    Thermal manipulation during embryogenesis has been shown to improve thermo tolerance in broilers. Heat shock proteins are a family of proteins produced in response to variety of stress and protect cells from damage. The aim of this study was to evaluate the effect of thermal manipulation (TM) during embryogenesis on HSP gene and protein expression in the embryos and in chronic heat stressed 42nd day old chicks. On 15th day of incubation, fertile eggs from two breeds-Naked neck (NN) and Punjab Broiler-2 (PB-2) were randomly divided in to two groups, namely Control (C) eggs were incubated under standard incubation conditions and Thermal Conditioning (TC) eggs were exposed to higher incubation temperature (40.5°C) for 3h on 15th, 16th and 17th day of incubation. The chicks so obtained from each group were further subdivided and reared from 15th-42nd day as normal (N; 25±1°C, 70% RH) and heat exposed (HE; 35±1°C, 50% RH) resulting in four treatment groups (CN, CHE, TCN and TCHE). Embryos of two groups (C and TC) on 17th day and birds from four treatment groups on 42nd day were sacrificed. Liver was collected for analysis of gene expression by real-time PCR and protein expression by Western blot of Heat Shock Proteins (HSP 90 alpha, HSP 90 beta, HSP 70, HSP 60, HSP 27 and ubiquitin). The plasma collected on 42nd day was analyzed for biochemical parameters. Thermal challenging of embryos of both the breeds caused significant (P≤0.05) increase in all the HSPs gene and protein expression. The TCHE chicks had significantly (P≤0.05) lower HSPs gene and protein expressions and oxidative stress compared to CHE groups in both NN and PB-2. Based on these findings it can be concluded that TM during incubation provides adaptation to broiler chicks during chronic heat stress.
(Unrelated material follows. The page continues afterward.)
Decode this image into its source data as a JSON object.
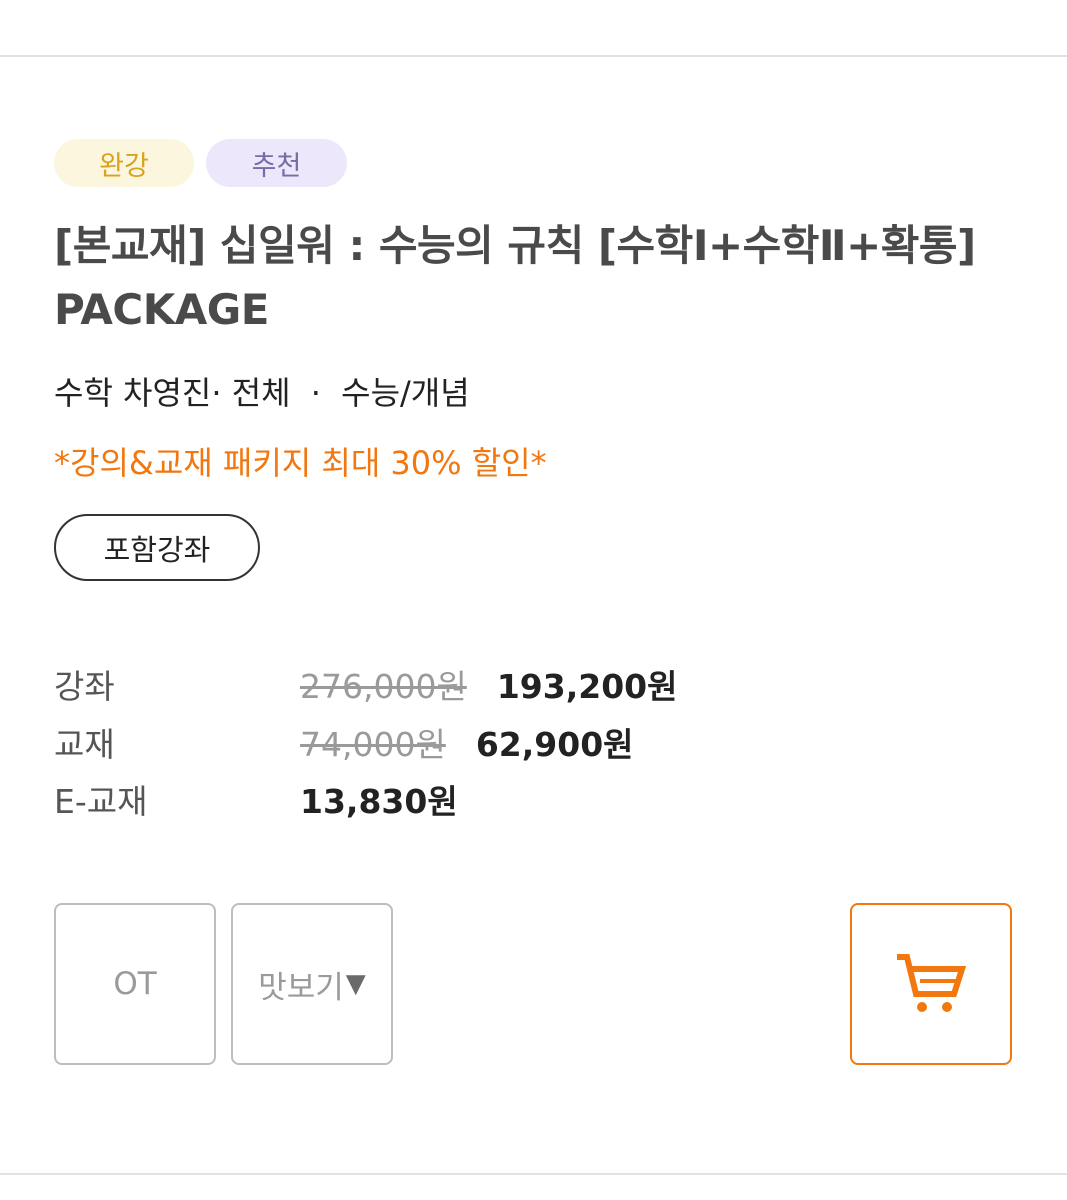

  19. Measurement of heat treatment induced residual stresses by using ESPI combined with hole-drilling method

    Institute of Scientific and Technical Information of China (English)

    Jie Cheng; Si-Young Kwak; Ho-Young Hwang

    2010-01-01

    In this study,residual stresses in heat treated specimen were measured by using ESPI(Electronic Speckle-Pattern Interferometry)combined with the hole-drilling method.The specimen,made of SUS 304austenitic stainless steel,was quenched and water cooled to room temperature.Numerical simulation using a hybrid FDM/FEM package was also carried out to simulate the heat treatment process.As a result,the thermal